Last week I spent the entire week in Alberta, Canada exploring Banff National Park, Lake Louise, and bits of Jasper National Park and Yoho National Park. To say this trip was amazing would be an understatement. Anyone who’s been on Instagram in the past year or so has seen the amazing shots of girls in canoe in Lake Louise, or on top of the rock pile at Moraine Lake. We went and found some off the beaten path spots during our trip, but of coarse, had to keep in the oldies but goodies too. If you’re headed to Banff, here’s your insiders guide before you go of where to get the shot. A few I’ve already used on my own Insta feed.

Icefields Parkway– This secluded highway has amazing views since you’re driving straight through the center of the Rockies. We pulled off to the side and would run out to the middle of the street to get these shots. It made it so much fun and the snow-capped mountains with bright blue skies are absolutely stunning. We were kind of on a curve in the road so we made sure we had someone watching behind the photographer to make sure we were being safe. But hey, you do what you got to do to get the shot, am I right?

Waterfowl Lake– We did a lot of research on places to stop and check out along the Icefields Parkway but this was absolutely stunning and we ended up just stumbling upon it. Waterfowl Lake had so many places to take photos, sit on rocks, be on the lake bed. It definitely helped that we were there right at golden hour and the reflection of the mountains was a perfect mirror on the lake. Put this on your list.

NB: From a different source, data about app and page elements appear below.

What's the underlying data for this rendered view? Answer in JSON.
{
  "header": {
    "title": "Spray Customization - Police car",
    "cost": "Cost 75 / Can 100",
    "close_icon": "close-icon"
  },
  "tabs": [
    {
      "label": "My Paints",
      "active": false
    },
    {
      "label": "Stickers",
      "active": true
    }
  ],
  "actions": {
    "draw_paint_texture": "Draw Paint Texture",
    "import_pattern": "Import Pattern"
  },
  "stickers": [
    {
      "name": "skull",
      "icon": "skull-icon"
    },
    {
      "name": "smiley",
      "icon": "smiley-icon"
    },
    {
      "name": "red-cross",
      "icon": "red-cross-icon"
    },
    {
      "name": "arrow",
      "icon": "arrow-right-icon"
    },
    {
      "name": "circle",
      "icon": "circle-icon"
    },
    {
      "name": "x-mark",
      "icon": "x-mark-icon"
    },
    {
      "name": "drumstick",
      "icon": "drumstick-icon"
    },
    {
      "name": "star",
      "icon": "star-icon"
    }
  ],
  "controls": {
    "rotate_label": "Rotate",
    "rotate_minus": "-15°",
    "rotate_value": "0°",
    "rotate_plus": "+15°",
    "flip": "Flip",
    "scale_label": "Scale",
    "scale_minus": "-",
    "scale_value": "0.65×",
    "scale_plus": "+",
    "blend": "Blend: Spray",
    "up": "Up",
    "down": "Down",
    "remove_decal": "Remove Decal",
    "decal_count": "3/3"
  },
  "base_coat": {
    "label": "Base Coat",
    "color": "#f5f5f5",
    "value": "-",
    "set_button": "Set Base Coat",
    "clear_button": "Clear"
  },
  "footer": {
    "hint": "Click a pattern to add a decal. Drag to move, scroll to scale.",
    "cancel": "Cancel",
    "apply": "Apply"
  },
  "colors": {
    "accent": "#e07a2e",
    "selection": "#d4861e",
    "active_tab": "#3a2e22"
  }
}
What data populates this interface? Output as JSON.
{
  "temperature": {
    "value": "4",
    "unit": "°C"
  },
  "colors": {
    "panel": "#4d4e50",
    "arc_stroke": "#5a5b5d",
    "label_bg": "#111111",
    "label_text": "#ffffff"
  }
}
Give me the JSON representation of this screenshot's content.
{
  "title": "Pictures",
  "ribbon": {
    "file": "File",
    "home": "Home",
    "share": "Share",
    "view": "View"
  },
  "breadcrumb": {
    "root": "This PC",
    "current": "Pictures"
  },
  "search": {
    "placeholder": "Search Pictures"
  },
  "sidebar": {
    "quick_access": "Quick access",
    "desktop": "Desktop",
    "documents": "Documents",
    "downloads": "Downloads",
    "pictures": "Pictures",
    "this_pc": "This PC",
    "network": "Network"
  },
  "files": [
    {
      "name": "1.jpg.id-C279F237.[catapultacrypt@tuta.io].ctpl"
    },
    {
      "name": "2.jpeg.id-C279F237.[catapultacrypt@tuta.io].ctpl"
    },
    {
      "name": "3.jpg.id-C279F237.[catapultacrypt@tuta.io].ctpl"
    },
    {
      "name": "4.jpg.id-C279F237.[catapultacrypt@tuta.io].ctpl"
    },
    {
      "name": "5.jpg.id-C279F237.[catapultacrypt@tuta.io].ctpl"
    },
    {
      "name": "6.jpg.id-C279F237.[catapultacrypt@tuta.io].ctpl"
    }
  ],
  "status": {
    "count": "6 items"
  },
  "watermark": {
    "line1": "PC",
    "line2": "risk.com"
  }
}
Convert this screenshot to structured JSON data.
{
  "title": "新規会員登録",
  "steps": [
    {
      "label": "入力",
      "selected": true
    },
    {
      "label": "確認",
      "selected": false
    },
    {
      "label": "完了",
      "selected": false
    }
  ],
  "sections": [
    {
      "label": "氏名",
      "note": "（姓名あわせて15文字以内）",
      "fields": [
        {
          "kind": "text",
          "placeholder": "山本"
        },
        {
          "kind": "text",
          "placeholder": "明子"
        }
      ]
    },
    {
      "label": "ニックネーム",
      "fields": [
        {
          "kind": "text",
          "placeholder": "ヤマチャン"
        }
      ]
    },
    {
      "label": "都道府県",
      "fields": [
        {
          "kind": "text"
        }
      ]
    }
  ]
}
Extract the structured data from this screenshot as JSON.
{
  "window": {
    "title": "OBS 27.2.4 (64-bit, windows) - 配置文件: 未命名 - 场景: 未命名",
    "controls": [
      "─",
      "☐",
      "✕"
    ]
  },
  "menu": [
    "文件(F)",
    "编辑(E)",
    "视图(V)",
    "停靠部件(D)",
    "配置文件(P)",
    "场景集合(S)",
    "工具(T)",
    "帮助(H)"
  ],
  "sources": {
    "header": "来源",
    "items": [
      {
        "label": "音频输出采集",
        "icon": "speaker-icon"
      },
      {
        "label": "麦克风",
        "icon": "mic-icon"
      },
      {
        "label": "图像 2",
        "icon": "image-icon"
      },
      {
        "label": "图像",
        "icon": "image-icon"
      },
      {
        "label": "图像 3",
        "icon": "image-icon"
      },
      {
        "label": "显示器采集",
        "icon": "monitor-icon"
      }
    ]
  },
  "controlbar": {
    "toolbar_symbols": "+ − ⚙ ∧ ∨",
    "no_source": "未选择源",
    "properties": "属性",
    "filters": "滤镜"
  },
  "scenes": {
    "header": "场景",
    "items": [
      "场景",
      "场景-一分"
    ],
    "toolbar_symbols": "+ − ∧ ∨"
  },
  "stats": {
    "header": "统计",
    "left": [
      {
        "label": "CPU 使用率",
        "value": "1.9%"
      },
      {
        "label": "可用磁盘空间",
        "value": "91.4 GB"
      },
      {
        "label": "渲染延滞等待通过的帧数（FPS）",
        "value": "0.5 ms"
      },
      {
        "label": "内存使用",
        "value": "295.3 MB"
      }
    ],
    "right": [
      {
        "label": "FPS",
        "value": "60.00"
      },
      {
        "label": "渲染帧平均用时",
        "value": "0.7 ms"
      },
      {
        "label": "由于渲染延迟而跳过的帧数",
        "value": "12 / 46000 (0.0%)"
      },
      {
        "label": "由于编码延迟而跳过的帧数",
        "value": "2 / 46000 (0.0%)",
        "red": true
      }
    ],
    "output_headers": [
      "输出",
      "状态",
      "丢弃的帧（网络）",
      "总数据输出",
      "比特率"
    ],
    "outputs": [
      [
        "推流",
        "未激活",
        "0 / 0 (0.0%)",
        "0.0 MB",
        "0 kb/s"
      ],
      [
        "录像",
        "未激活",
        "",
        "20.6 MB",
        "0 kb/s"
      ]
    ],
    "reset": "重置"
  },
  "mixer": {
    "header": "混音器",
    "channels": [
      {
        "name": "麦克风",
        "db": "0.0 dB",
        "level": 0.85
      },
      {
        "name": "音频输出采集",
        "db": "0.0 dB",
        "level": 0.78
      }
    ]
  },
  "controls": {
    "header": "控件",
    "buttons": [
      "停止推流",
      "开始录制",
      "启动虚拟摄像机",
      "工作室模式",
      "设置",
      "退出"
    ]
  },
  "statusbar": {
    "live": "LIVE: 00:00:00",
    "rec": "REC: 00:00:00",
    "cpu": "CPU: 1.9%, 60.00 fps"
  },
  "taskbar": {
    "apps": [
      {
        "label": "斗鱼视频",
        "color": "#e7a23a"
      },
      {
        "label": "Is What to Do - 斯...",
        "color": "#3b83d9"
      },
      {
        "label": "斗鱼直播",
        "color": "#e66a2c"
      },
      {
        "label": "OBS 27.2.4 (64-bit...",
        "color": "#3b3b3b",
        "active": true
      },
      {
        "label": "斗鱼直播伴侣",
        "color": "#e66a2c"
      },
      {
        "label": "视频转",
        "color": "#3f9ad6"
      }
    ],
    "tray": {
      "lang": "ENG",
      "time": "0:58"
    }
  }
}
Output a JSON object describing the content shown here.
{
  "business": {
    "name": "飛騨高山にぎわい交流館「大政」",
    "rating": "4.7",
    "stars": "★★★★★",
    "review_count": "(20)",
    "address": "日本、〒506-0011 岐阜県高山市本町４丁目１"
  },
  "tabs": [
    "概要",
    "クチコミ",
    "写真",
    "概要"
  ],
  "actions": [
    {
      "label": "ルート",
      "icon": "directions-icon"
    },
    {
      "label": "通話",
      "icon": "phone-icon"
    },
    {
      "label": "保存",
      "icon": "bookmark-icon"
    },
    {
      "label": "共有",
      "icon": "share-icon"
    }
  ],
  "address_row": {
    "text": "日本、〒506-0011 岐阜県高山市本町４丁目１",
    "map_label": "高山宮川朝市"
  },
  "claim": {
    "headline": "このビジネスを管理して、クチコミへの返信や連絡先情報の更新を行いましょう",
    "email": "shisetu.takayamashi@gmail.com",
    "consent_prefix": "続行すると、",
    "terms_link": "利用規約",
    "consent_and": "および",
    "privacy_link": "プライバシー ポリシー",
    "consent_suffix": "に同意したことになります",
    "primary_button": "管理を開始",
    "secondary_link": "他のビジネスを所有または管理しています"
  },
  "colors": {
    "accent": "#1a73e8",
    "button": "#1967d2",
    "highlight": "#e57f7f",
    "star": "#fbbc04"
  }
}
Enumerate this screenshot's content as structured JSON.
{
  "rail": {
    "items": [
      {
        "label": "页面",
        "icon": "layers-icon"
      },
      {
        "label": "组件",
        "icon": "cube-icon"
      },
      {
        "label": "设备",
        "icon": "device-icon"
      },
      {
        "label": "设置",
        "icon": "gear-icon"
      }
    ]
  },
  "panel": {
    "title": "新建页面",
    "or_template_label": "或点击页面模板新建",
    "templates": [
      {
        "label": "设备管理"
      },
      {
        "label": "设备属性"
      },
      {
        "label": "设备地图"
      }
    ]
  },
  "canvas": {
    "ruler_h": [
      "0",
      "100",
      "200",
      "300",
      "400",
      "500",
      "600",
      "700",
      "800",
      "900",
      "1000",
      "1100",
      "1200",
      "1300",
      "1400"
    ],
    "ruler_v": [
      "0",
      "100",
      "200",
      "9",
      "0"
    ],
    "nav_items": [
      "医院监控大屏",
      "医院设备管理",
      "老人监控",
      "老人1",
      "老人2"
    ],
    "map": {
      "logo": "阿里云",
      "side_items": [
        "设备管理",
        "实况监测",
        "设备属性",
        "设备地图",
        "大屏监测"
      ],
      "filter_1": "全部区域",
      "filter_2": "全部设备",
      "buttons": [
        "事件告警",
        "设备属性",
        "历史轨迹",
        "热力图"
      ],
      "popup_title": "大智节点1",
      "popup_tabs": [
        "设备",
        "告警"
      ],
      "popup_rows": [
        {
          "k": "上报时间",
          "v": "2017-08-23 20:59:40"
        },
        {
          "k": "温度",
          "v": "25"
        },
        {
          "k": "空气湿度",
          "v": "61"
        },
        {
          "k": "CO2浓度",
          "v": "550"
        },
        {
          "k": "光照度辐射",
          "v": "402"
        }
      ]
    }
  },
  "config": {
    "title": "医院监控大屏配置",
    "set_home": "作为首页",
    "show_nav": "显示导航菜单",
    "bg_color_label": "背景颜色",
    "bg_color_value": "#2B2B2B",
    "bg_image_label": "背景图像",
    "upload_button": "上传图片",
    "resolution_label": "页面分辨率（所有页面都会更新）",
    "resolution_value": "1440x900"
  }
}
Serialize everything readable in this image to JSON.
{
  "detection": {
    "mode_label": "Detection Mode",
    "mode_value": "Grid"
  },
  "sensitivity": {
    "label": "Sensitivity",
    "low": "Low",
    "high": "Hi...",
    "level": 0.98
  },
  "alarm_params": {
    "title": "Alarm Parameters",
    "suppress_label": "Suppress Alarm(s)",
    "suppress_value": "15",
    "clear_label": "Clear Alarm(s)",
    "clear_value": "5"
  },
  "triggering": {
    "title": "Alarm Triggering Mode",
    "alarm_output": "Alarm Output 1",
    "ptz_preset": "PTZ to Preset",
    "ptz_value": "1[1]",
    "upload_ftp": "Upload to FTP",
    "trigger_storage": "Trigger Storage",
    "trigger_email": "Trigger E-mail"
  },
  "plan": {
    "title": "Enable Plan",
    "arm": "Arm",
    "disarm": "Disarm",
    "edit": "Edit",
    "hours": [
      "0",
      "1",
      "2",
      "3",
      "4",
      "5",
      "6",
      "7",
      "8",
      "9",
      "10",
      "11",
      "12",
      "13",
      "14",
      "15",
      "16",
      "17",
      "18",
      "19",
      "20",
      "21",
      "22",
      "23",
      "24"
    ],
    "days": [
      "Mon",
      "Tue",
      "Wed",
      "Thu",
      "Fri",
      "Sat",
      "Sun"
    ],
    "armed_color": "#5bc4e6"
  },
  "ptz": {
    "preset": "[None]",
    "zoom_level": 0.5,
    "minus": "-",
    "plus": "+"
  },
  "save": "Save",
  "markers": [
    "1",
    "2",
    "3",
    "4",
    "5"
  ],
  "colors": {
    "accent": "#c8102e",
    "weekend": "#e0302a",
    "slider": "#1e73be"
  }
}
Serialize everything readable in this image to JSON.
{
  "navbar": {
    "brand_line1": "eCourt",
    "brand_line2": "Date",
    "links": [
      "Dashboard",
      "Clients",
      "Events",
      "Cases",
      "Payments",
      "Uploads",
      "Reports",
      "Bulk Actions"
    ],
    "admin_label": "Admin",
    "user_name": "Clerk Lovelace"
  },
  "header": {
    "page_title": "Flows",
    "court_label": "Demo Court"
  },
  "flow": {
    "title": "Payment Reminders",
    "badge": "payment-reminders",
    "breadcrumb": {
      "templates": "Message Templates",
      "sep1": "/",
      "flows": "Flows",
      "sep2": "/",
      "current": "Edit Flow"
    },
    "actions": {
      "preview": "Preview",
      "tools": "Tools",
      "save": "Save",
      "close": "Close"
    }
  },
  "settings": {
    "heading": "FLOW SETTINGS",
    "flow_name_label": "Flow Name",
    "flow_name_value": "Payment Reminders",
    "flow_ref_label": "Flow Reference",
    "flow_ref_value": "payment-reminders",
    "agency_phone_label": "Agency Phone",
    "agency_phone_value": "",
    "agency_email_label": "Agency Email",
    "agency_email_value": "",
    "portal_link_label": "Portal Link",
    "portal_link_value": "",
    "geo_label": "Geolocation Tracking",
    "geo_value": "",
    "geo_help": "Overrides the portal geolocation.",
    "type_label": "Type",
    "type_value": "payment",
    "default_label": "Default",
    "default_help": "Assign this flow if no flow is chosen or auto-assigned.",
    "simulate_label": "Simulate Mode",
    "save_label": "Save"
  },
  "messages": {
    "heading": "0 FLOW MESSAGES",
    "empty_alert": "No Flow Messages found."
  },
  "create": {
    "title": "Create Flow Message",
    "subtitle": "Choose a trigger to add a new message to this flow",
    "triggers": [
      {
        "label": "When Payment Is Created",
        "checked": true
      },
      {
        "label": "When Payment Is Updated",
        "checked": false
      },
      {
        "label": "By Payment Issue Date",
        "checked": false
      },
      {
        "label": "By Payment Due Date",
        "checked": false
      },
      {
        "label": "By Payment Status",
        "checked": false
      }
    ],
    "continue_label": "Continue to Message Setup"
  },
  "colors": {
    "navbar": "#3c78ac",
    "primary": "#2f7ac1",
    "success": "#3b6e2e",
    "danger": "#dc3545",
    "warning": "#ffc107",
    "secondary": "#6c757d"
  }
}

Lake Agnus Teahouse– It was a HAUL up, but the views from the top were absolutely amazing. The trailhead begins right at Lake Louise and you hike 4.2 km up. There are rocks, and ice, and it was rough, but once you get to the top, there are views everywhere you turn. The tea house itself is so cute and quaint. The lake at the top is gorgeous and flows down the mountain. If you hike up a little further, on Little Beehive Trail you can see views of Lake Louise and Mirror Lake.

Lake Louise canoes– Pro tip: getting the quintessential cute photo, no life jacket looking like you’re the only one in the canoe shot is not the easiest. Go for a two-person canoe and then you have to row out pretty far. The lake isn’t that small. We did an hour canoe ride with three of us. The views of the glacier and the Fairmont are beyond anything you can imagine.

Lake Moraine– This lake had the best coloring I’ve ever seen. The blue was brighter than even Lake Louise, and when we were there, there were just a few canoes out, but they looked amazing. You can take the short little walk up Rockpile Trail to see the lake from a higher vantage point. It is everything these photos say it is. And then this log. Can we talk about the log? A little slippery but once you out there, it’s defiantly worth it.

Takakkaw Falls– Everything about this place was absolutely astonishing. We were here just as the leaves were starting to change colors, so the drive out to the falls was beautiful in itself. The road is much different than the highway or Icefields Parkway. The road is much smaller and it feels like you are driving through the tress. Once we got there, the small river that the falls lead into was gorgeous. The water was icy blue and there were so many places to get down into the water to get a great shot from a different angel. But what I loved the most about Takakkaw Falls was the view from the top. And this shot from the top of the rock, at the top of the falls was my favorite.